What the task asks = Set down every record once more, exactly as given.

Supplied material =
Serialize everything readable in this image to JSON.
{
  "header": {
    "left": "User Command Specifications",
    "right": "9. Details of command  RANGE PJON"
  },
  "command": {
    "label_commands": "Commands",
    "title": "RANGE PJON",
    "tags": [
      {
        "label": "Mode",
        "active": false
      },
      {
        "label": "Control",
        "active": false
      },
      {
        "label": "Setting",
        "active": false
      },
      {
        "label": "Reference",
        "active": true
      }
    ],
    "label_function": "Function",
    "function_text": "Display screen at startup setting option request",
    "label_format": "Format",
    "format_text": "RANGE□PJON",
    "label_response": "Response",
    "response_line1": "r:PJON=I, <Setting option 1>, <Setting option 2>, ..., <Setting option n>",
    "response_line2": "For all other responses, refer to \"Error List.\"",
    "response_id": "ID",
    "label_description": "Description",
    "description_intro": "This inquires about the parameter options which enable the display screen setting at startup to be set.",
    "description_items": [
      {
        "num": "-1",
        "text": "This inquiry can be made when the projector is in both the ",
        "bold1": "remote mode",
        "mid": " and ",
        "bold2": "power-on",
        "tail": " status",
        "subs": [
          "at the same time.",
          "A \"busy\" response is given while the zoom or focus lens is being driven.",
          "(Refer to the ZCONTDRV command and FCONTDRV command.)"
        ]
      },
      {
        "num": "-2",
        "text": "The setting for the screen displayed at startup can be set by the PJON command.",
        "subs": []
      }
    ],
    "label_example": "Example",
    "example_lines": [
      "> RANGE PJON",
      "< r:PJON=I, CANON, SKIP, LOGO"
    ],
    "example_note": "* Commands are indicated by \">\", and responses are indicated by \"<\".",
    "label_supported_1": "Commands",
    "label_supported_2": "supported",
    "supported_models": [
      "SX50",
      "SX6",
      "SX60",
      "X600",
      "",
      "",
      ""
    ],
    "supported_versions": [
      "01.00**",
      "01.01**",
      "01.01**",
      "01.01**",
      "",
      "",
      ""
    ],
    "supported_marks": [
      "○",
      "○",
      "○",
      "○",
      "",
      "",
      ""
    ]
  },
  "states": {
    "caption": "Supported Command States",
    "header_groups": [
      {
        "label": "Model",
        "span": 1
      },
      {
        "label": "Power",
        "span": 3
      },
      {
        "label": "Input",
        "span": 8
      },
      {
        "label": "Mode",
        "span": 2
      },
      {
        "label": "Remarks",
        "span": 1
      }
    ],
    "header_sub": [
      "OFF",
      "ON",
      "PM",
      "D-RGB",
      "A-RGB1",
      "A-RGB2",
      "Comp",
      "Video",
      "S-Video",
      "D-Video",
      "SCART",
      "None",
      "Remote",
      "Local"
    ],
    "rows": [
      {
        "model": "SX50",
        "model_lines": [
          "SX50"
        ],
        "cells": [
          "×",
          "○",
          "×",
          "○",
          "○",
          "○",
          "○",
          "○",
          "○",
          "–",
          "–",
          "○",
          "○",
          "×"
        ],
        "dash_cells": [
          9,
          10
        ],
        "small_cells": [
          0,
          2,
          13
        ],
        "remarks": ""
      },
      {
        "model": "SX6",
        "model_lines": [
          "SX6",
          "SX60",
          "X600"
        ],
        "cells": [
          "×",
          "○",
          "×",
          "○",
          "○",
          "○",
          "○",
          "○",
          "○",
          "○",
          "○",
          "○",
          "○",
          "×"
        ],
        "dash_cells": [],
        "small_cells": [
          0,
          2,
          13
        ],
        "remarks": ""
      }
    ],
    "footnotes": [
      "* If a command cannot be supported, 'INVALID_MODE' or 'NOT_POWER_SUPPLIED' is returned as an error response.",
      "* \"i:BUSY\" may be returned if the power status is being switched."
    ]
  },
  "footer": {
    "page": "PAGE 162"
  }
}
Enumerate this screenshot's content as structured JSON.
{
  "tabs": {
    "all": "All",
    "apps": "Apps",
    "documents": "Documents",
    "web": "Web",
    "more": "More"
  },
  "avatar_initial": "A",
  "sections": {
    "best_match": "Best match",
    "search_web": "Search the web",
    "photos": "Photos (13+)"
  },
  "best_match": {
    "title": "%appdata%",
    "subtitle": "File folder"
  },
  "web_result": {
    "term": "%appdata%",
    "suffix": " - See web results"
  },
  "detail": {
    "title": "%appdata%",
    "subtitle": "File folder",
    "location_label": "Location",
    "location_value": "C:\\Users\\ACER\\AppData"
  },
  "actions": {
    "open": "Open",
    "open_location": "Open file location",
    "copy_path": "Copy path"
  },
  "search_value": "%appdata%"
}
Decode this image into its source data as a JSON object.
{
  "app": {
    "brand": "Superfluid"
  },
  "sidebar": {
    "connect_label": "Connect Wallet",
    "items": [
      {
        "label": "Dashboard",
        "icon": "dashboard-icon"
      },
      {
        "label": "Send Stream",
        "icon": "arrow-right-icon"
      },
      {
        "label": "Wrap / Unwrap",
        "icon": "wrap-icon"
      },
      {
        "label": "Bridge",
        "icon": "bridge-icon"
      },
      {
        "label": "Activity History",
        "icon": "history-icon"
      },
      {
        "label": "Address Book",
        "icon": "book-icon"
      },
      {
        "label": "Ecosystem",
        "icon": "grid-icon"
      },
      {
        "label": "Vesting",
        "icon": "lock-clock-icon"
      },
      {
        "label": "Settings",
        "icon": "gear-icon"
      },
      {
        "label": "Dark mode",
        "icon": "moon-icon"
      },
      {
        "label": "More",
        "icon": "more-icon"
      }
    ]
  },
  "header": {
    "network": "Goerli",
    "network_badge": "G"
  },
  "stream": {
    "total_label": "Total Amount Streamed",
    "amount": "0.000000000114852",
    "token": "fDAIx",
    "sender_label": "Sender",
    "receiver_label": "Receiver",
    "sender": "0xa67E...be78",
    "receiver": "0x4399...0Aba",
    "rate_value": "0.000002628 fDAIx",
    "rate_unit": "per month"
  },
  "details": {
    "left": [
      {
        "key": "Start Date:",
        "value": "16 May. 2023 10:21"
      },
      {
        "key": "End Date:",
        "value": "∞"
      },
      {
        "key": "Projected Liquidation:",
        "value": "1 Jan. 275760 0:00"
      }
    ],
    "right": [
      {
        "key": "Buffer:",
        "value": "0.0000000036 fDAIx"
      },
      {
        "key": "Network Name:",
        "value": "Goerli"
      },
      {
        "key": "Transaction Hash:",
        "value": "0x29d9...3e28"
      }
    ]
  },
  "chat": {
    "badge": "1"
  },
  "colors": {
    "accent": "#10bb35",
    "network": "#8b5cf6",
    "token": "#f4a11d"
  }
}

Task answer =
Serialize everything readable in this image to JSON.
{
  "header": {
    "left": "User Command Specifications",
    "right": "9. Details of command  RANGE PJON"
  },
  "command": {
    "label_commands": "Commands",
    "title": "RANGE PJON",
    "tags": [
      {
        "label": "Mode",
        "active": false
      },
      {
        "label": "Control",
        "active": false
      },
      {
        "label": "Setting",
        "active": false
      },
      {
        "label": "Reference",
        "active": true
      }
    ],
    "label_function": "Function",
    "function_text": "Display screen at startup setting option request",
    "label_format": "Format",
    "format_text": "RANGE□PJON",
    "label_response": "Response",
    "response_line1": "r:PJON=I, <Setting option 1>, <Setting option 2>, ..., <Setting option n>",
    "response_line2": "For all other responses, refer to \"Error List.\"",
    "response_id": "ID",
    "label_description": "Description",
    "description_intro": "This inquires about the parameter options which enable the display screen setting at startup to be set.",
    "description_items": [
      {
        "num": "-1",
        "text": "This inquiry can be made when the projector is in both the ",
        "bold1": "remote mode",
        "mid": " and ",
        "bold2": "power-on",
        "tail": " status",
        "subs": [
          "at the same time.",
          "A \"busy\" response is given while the zoom or focus lens is being driven.",
          "(Refer to the ZCONTDRV command and FCONTDRV command.)"
        ]
      },
      {
        "num": "-2",
        "text": "The setting for the screen displayed at startup can be set by the PJON command.",
        "subs": []
      }
    ],
    "label_example": "Example",
    "example_lines": [
      "> RANGE PJON",
      "< r:PJON=I, CANON, SKIP, LOGO"
    ],
    "example_note": "* Commands are indicated by \">\", and responses are indicated by \"<\".",
    "label_supported_1": "Commands",
    "label_supported_2": "supported",
    "supported_models": [
      "SX50",
      "SX6",
      "SX60",
      "X600",
      "",
      "",
      ""
    ],
    "supported_versions": [
      "01.00**",
      "01.01**",
      "01.01**",
      "01.01**",
      "",
      "",
      ""
    ],
    "supported_marks": [
      "○",
      "○",
      "○",
      "○",
      "",
      "",
      ""
    ]
  },
  "states": {
    "caption": "Supported Command States",
    "header_groups": [
      {
        "label": "Model",
        "span": 1
      },
      {
        "label": "Power",
        "span": 3
      },
      {
        "label": "Input",
        "span": 8
      },
      {
        "label": "Mode",
        "span": 2
      },
      {
        "label": "Remarks",
        "span": 1
      }
    ],
    "header_sub": [
      "OFF",
      "ON",
      "PM",
      "D-RGB",
      "A-RGB1",
      "A-RGB2",
      "Comp",
      "Video",
      "S-Video",
      "D-Video",
      "SCART",
      "None",
      "Remote",
      "Local"
    ],
    "rows": [
      {
        "model": "SX50",
        "model_lines": [
          "SX50"
        ],
        "cells": [
          "×",
          "○",
          "×",
          "○",
          "○",
          "○",
          "○",
          "○",
          "○",
          "–",
          "–",
          "○",
          "○",
          "×"
        ],
        "dash_cells": [
          9,
          10
        ],
        "small_cells": [
          0,
          2,
          13
        ],
        "remarks": ""
      },
      {
        "model": "SX6",
        "model_lines": [
          "SX6",
          "SX60",
          "X600"
        ],
        "cells": [
          "×",
          "○",
          "×",
          "○",
          "○",
          "○",
          "○",
          "○",
          "○",
          "○",
          "○",
          "○",
          "○",
          "×"
        ],
        "dash_cells": [],
        "small_cells": [
          0,
          2,
          13
        ],
        "remarks": ""
      }
    ],
    "footnotes": [
      "* If a command cannot be supported, 'INVALID_MODE' or 'NOT_POWER_SUPPLIED' is returned as an error response.",
      "* \"i:BUSY\" may be returned if the power status is being switched."
    ]
  },
  "footer": {
    "page": "PAGE 162"
  }
}
Enumerate this screenshot's content as structured JSON.
{
  "tabs": {
    "all": "All",
    "apps": "Apps",
    "documents": "Documents",
    "web": "Web",
    "more": "More"
  },
  "avatar_initial": "A",
  "sections": {
    "best_match": "Best match",
    "search_web": "Search the web",
    "photos": "Photos (13+)"
  },
  "best_match": {
    "title": "%appdata%",
    "subtitle": "File folder"
  },
  "web_result": {
    "term": "%appdata%",
    "suffix": " - See web results"
  },
  "detail": {
    "title": "%appdata%",
    "subtitle": "File folder",
    "location_label": "Location",
    "location_value": "C:\\Users\\ACER\\AppData"
  },
  "actions": {
    "open": "Open",
    "open_location": "Open file location",
    "copy_path": "Copy path"
  },
  "search_value": "%appdata%"
}
Decode this image into its source data as a JSON object.
{
  "app": {
    "brand": "Superfluid"
  },
  "sidebar": {
    "connect_label": "Connect Wallet",
    "items": [
      {
        "label": "Dashboard",
        "icon": "dashboard-icon"
      },
      {
        "label": "Send Stream",
        "icon": "arrow-right-icon"
      },
      {
        "label": "Wrap / Unwrap",
        "icon": "wrap-icon"
      },
      {
        "label": "Bridge",
        "icon": "bridge-icon"
      },
      {
        "label": "Activity History",
        "icon": "history-icon"
      },
      {
        "label": "Address Book",
        "icon": "book-icon"
      },
      {
        "label": "Ecosystem",
        "icon": "grid-icon"
      },
      {
        "label": "Vesting",
        "icon": "lock-clock-icon"
      },
      {
        "label": "Settings",
        "icon": "gear-icon"
      },
      {
        "label": "Dark mode",
        "icon": "moon-icon"
      },
      {
        "label": "More",
        "icon": "more-icon"
      }
    ]
  },
  "header": {
    "network": "Goerli",
    "network_badge": "G"
  },
  "stream": {
    "total_label": "Total Amount Streamed",
    "amount": "0.000000000114852",
    "token": "fDAIx",
    "sender_label": "Sender",
    "receiver_label": "Receiver",
    "sender": "0xa67E...be78",
    "receiver": "0x4399...0Aba",
    "rate_value": "0.000002628 fDAIx",
    "rate_unit": "per month"
  },
  "details": {
    "left": [
      {
        "key": "Start Date:",
        "value": "16 May. 2023 10:21"
      },
      {
        "key": "End Date:",
        "value": "∞"
      },
      {
        "key": "Projected Liquidation:",
        "value": "1 Jan. 275760 0:00"
      }
    ],
    "right": [
      {
        "key": "Buffer:",
        "value": "0.0000000036 fDAIx"
      },
      {
        "key": "Network Name:",
        "value": "Goerli"
      },
      {
        "key": "Transaction Hash:",
        "value": "0x29d9...3e28"
      }
    ]
  },
  "chat": {
    "badge": "1"
  },
  "colors": {
    "accent": "#10bb35",
    "network": "#8b5cf6",
    "token": "#f4a11d"
  }
}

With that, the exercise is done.